(11) A closer scrutiny of the facts and circumstances of this case will further confirm the untrustworthiness of the eye-witnesses. (After discussion of the evidence the judgment proceeds): Again, the circumstance of Sahru being chosen as approver is very strange even though legal proof be wanting, that in this also, his uncle Ram Das had a hand. Admittedly, Sahru was one of the accused who had assaulted Romi. He was also the only accused against whom there was clear evidence of the alleged offence of dacoity, since he discovered to the police currency notes worth Rs. 10/- which he professes to have looted as his share of the booty. It is strange therefore that the alleged readiness of this witness to make a full and true disclosure of the whole of the circumstances of the case should, instead of being utilised by the prosecution as a confession against himself and his co-accused, have been made a ground for obtaining a pardon for him under Section 337, Cr. P. C. Indeed, it passes one's comprehension why it should at all have been thought necessary by the prosecution in this case to secure the help of an approver to establish the guilt of the other accused, for there were already as many as six eye-witnesses of the occurrence. It is only in exceptional cases that the prosecution should move, or the Magistrate exercise powers, for tendering pardon to an accomplice under Section 337, Cr. P. C. One such circumstance may be that it is otherwise not possible to bring the guilt home to the other accused. No such ground however existed in the present case, and the learned District Magistrate does not therefore appear to have exercised a sound discretion in holding, while tendering pardon to Sahru, that the evidence in the case was lacking. It appears therefore that not only were all the so called eye-witnesses produced by the prosecution essentially false witnesses, but two of them, Ram Das and Dagi, were inimical to Ram Chand appellant, and the former seems to have been busy, tutoring the other prosecution witnesses and shielding his nephew Sahru.
(12) The prosecution version of the occurrence appears also on the face of it to be unbelievable. (After discussion of the evidence the judgment proceeds): It is clear therefore, that it was a case of fight between the Gaddis on one side and the appellants on the other, whilst the latter were trying to drive the sheep away from Ram Chand's field and the Gaddis were resisting it, and that both the parties were equally balanced in number. It is further admitted that none of the appellants was armed, and that the stick used by one of them was snatched from the hands of Romi himself. The indications are therefore clear that even if the injuries sustained by Romi were deliberately aimed at him, they were caused by some one or the other of the appellants in exercise of the right of private defence of property, and that it cannot be said that the right of private defence was exceeded.

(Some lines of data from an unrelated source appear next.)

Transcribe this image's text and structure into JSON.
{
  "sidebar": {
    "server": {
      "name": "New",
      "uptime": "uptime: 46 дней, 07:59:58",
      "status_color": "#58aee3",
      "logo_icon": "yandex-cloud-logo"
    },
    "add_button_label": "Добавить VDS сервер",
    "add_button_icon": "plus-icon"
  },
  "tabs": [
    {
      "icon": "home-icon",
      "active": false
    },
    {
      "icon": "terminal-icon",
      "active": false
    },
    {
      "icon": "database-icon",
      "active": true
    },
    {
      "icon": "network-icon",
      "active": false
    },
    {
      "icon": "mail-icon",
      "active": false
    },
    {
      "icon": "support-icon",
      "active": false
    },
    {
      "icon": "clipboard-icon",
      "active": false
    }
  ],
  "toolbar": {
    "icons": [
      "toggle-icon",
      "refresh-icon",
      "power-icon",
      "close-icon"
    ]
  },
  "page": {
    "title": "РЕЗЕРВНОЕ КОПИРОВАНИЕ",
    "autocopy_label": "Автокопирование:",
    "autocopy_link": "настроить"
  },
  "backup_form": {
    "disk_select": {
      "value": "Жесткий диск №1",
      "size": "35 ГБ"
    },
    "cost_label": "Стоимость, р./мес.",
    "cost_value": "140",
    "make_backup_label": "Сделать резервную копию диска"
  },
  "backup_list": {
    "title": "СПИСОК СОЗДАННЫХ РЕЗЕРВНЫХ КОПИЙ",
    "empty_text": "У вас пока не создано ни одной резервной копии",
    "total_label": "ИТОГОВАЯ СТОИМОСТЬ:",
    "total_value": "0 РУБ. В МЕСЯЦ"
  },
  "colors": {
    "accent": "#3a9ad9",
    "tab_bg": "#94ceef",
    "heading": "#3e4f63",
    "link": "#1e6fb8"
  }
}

(13) The appeal is allowed and the conviction and sentences of the appellants are setaside. They are on bail, their bail bonds aredischarged, and they need not surrender.Convictions & sentences set aside.